And then there are the more serious crimes committed involving vehicles that sport these tags—like a Texas officer who was struck and killed in 2019, or another involved in the shooting of a New Orleans officer visiting Houston. The paper plates are a problem out of state as well; according to the Chronicle, the plates are so frequently tied to carjackings and robberies in New York that the NYPD ordered its officers to check any paper Texas tags against the VIN number of the vehicle that it's affixed to.

The dealers selling these temp tags aren't doing it quietly—many are even selling them like a legitimate product. The Drive was easily able to find dozens of examples on Facebook Marketplace offering two-month temp tags for between $35 and $60, payable via PayPal, Cash App, or Zelle. Others on Reddit report seeing individuals advertise these plates on Instagram, Snapchat, and Craigslist.

But just because they're advertising doesn't mean it's legal.

The United States Department of Justice announced in May that three individuals were charged with using Texas as a headquarters to run a nationwide temp tag scheme. The parties were accused of using forged identities, property leases, and office photos to register as a dealer in Texas.

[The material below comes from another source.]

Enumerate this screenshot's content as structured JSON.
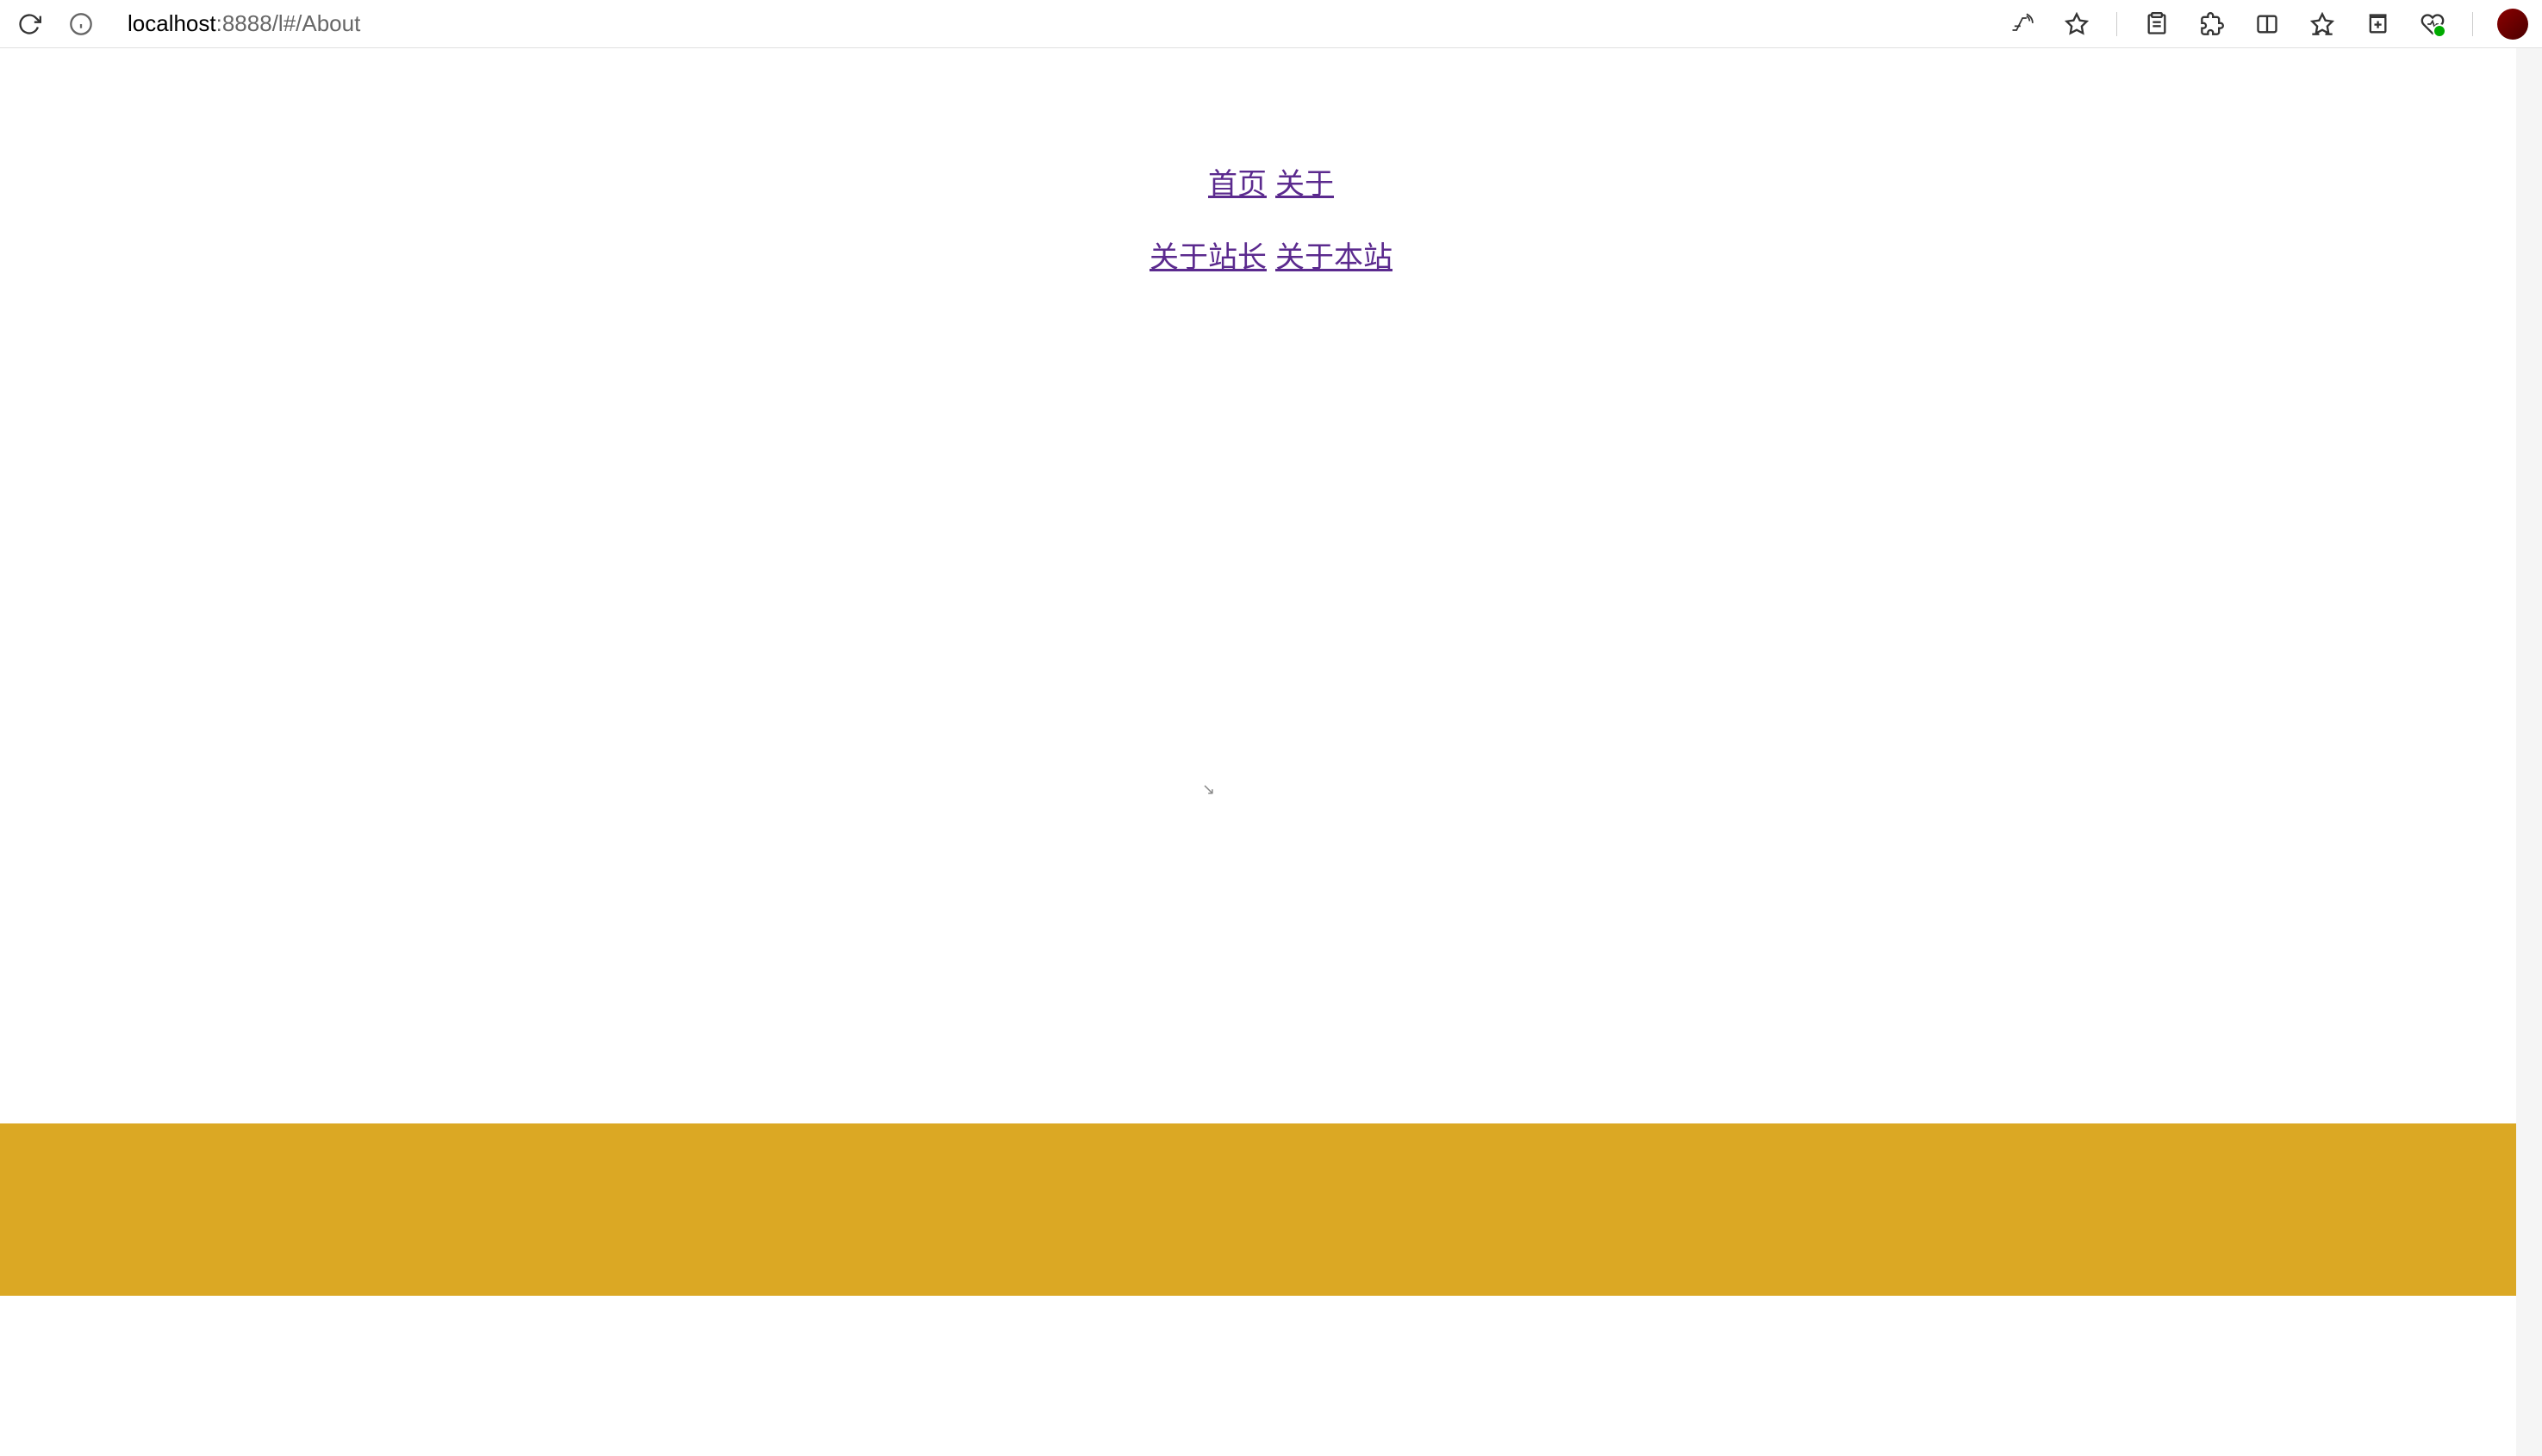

The fake dealerships would use the registration system to falsify car sales in order to issue temporary license plates and ship them to customers across the country via email in PDF format. 

In a 17-month span, the ring used four fraudulent dealerships to sell nearly 600,000 Texas-stamped temp tags. One of the dealer accounts generated 430,000 tags before officials cut off access to the online system. Another phony company registered 108,000 more during a three-month period, and two additional bogus licensees produced a combined 50,000 paper plates.

Investigators reportedly spent months attempting to track down the dealerships and verify that they didn't actually exist. Only then could the DMV cut off the dealer's access to the online registration system.

Authorities say that Octavian Ocasio, the self-titled "Used Car King of New York" who was just one of the three men arrested earlier this year, sold as many as 3,000 temp tags in a year's time. His take rate? $250,000, or around $83 per plate, according to the New York Post.

Read the whole story
Share this story
Next Page of Stories